- **HOW TO COMPLETE THIS TASK**: Wherever "Programming" occurs in the entries, copy the line that holds it.

[Data extracted from a collection]
━━━

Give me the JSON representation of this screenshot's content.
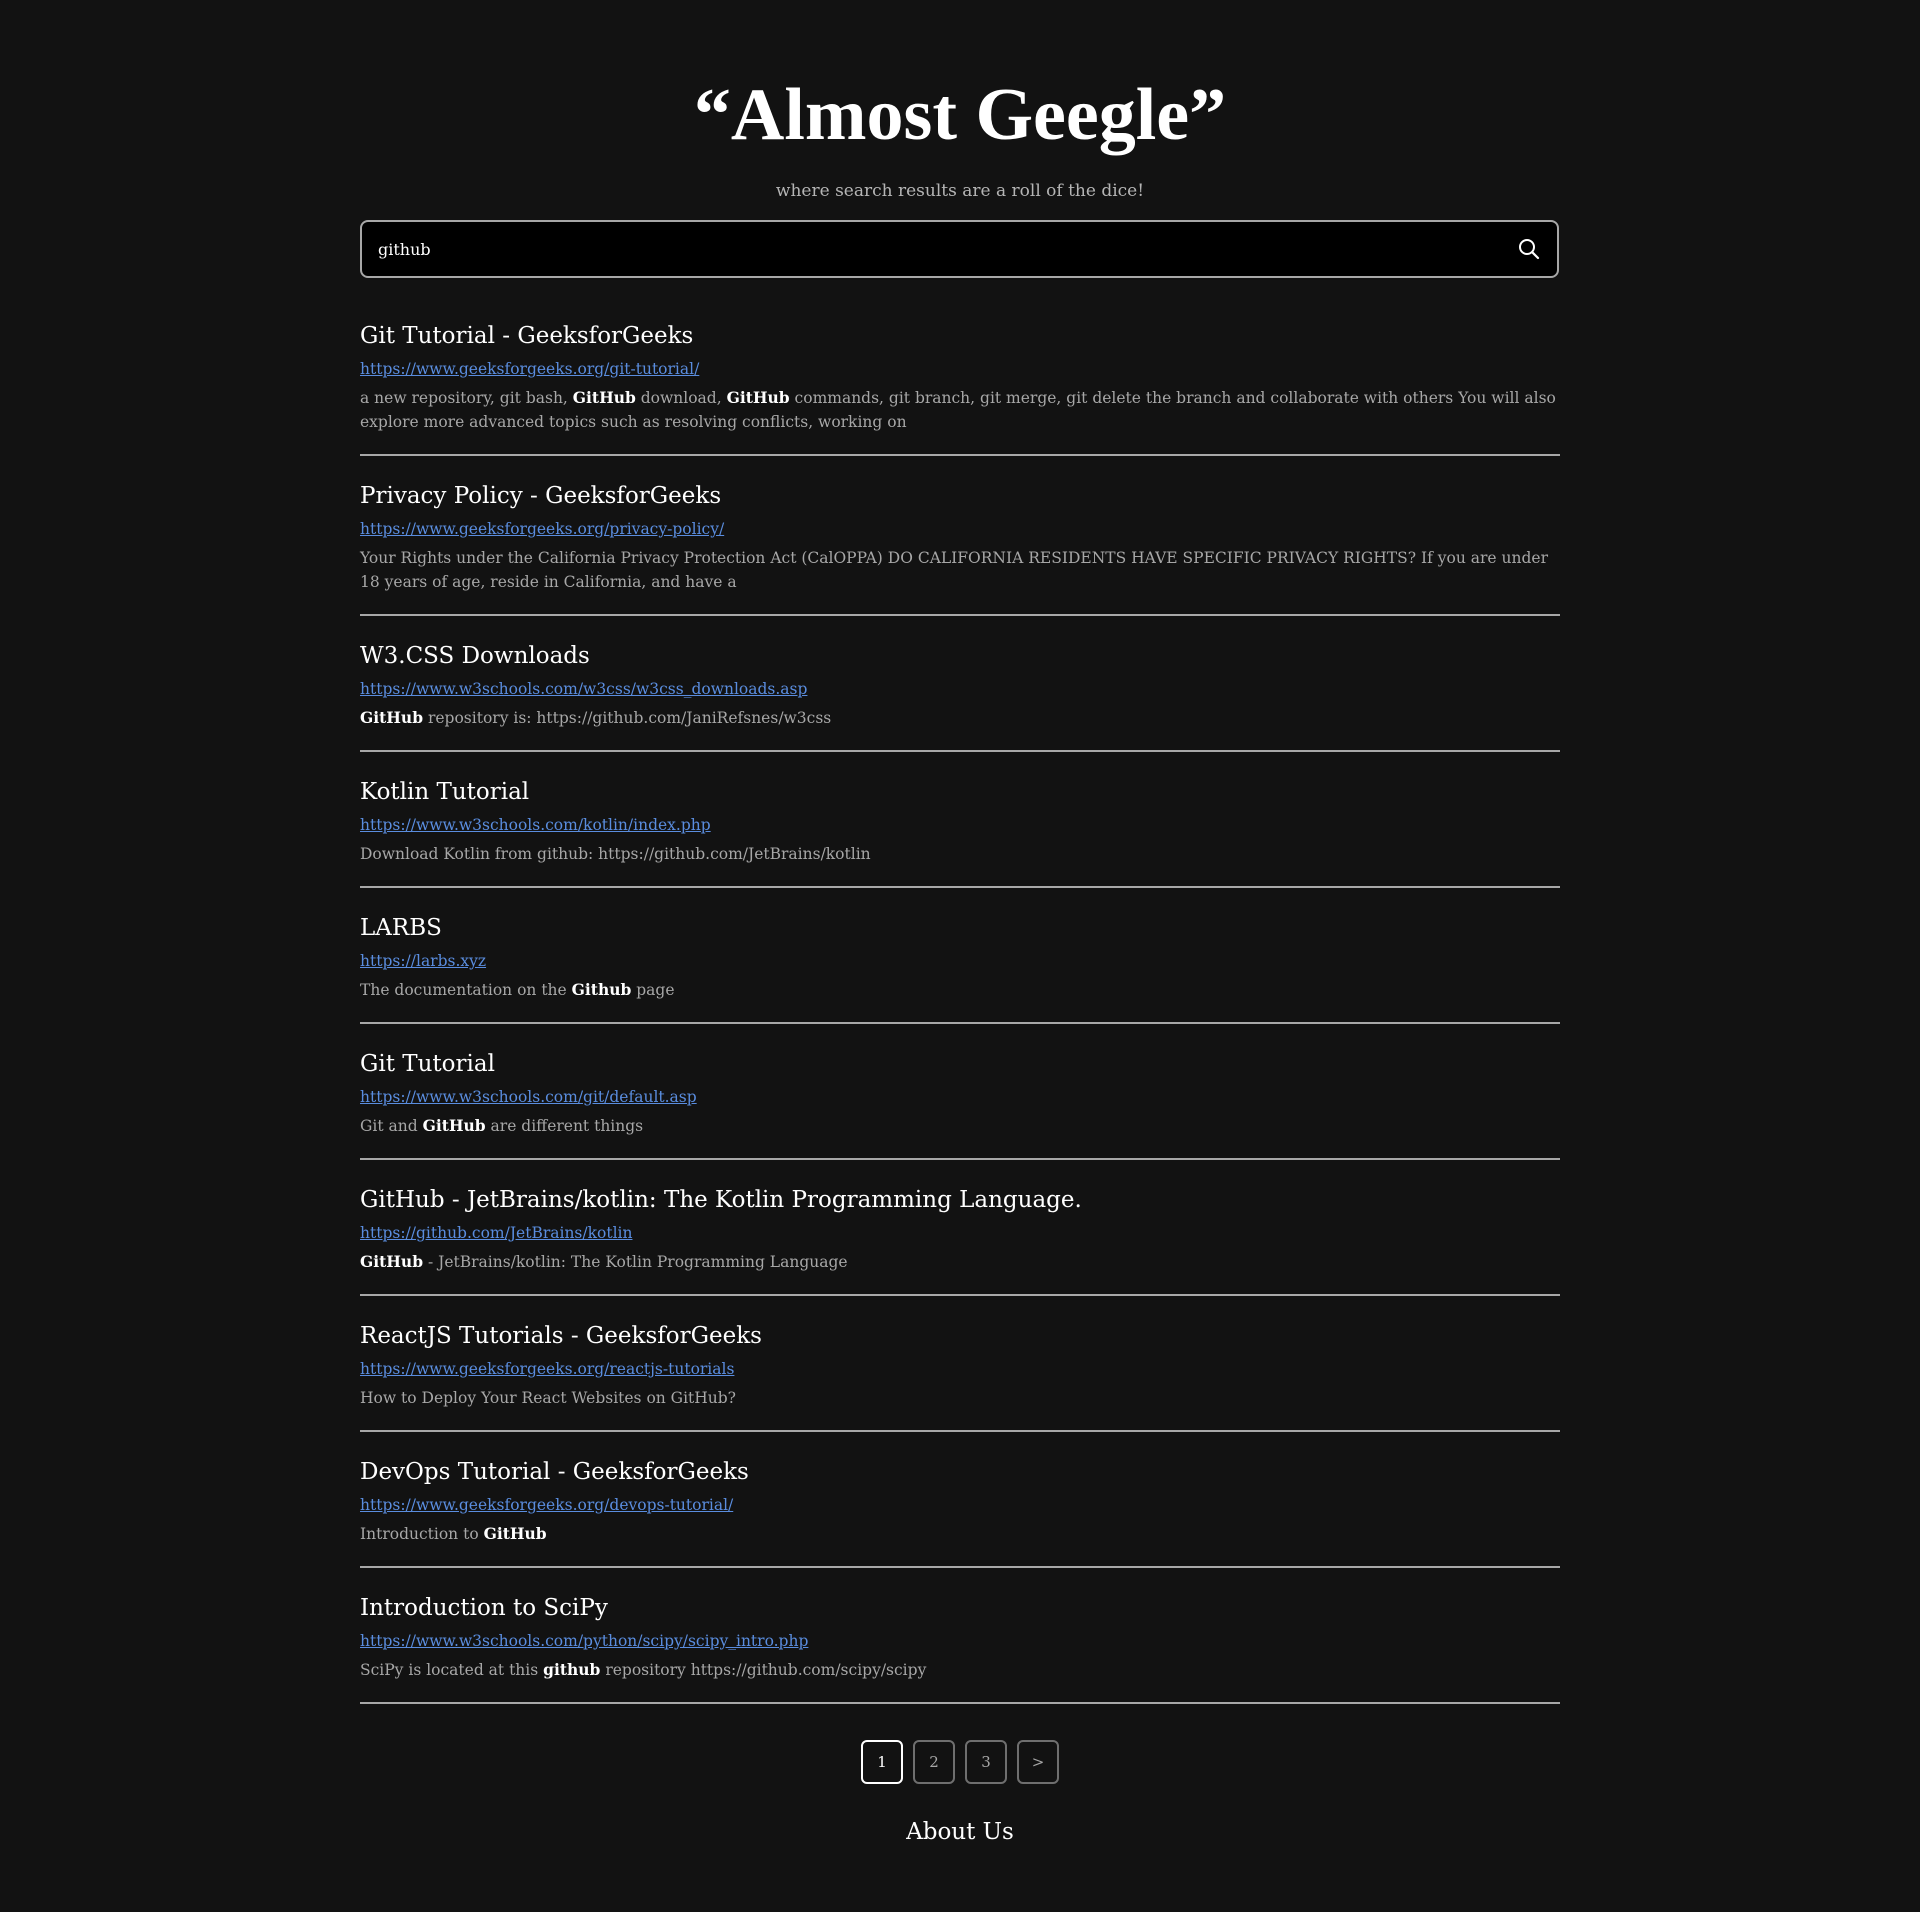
{
  "header": {
    "title": "“Almost Geegle”",
    "tagline": "where search results are a roll of the dice!"
  },
  "search": {
    "value": "github",
    "icon": "search-icon"
  },
  "results": [
    {
      "title": "Git Tutorial - GeeksforGeeks",
      "url": "https://www.geeksforgeeks.org/git-tutorial/",
      "snippet": [
        {
          "text": "a new repository, git bash, ",
          "bold": false
        },
        {
          "text": "GitHub",
          "bold": true
        },
        {
          "text": " download, ",
          "bold": false
        },
        {
          "text": "GitHub",
          "bold": true
        },
        {
          "text": " commands, git branch, git merge, git delete the branch and collaborate with others You will also explore more advanced topics such as resolving conflicts, working on",
          "bold": false
        }
      ]
    },
    {
      "title": "Privacy Policy - GeeksforGeeks",
      "url": "https://www.geeksforgeeks.org/privacy-policy/",
      "snippet": [
        {
          "text": "Your Rights under the California Privacy Protection Act (CalOPPA) DO CALIFORNIA RESIDENTS HAVE SPECIFIC PRIVACY RIGHTS? If you are under 18 years of age, reside in California, and have a",
          "bold": false
        }
      ]
    },
    {
      "title": "W3.CSS Downloads",
      "url": "https://www.w3schools.com/w3css/w3css_downloads.asp",
      "snippet": [
        {
          "text": "GitHub",
          "bold": true
        },
        {
          "text": " repository is: https://github.com/JaniRefsnes/w3css",
          "bold": false
        }
      ]
    },
    {
      "title": "Kotlin Tutorial",
      "url": "https://www.w3schools.com/kotlin/index.php",
      "snippet": [
        {
          "text": "Download Kotlin from github: https://github.com/JetBrains/kotlin",
          "bold": false
        }
      ]
    },
    {
      "title": "LARBS",
      "url": "https://larbs.xyz",
      "snippet": [
        {
          "text": "The documentation on the ",
          "bold": false
        },
        {
          "text": "Github",
          "bold": true
        },
        {
          "text": " page",
          "bold": false
        }
      ]
    },
    {
      "title": "Git Tutorial",
      "url": "https://www.w3schools.com/git/default.asp",
      "snippet": [
        {
          "text": "Git and ",
          "bold": false
        },
        {
          "text": "GitHub",
          "bold": true
        },
        {
          "text": " are different things",
          "bold": false
        }
      ]
    },
    {
      "title": "GitHub - JetBrains/kotlin: The Kotlin Programming Language.",
      "url": "https://github.com/JetBrains/kotlin",
      "snippet": [
        {
          "text": "GitHub",
          "bold": true
        },
        {
          "text": " - JetBrains/kotlin: The Kotlin Programming Language",
          "bold": false
        }
      ]
    },
    {
      "title": "ReactJS Tutorials - GeeksforGeeks",
      "url": "https://www.geeksforgeeks.org/reactjs-tutorials",
      "snippet": [
        {
          "text": "How to Deploy Your React Websites on GitHub?",
          "bold": false
        }
      ]
    },
    {
      "title": "DevOps Tutorial - GeeksforGeeks",
      "url": "https://www.geeksforgeeks.org/devops-tutorial/",
      "snippet": [
        {
          "text": "Introduction to ",
          "bold": false
        },
        {
          "text": "GitHub",
          "bold": true
        }
      ]
    },
    {
      "title": "Introduction to SciPy",
      "url": "https://www.w3schools.com/python/scipy/scipy_intro.php",
      "snippet": [
        {
          "text": "SciPy is located at this ",
          "bold": false
        },
        {
          "text": "github",
          "bold": true
        },
        {
          "text": " repository https://github.com/scipy/scipy",
          "bold": false
        }
      ]
    }
  ],
  "pagination": {
    "pages": [
      "1",
      "2",
      "3",
      ">"
    ],
    "active": "1"
  },
  "footer": {
    "about_heading": "About Us"
  },
  "colors": {
    "background": "#121212",
    "link": "#5a8ddf",
    "muted_text": "#a7a7a7",
    "divider": "#a7a7a7"
  }
}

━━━

- **SOLVED PROBLEM**:
      "title": "GitHub - JetBrains/kotlin: The Kotlin Programming Language.",
          "text": " - JetBrains/kotlin: The Kotlin Programming Language",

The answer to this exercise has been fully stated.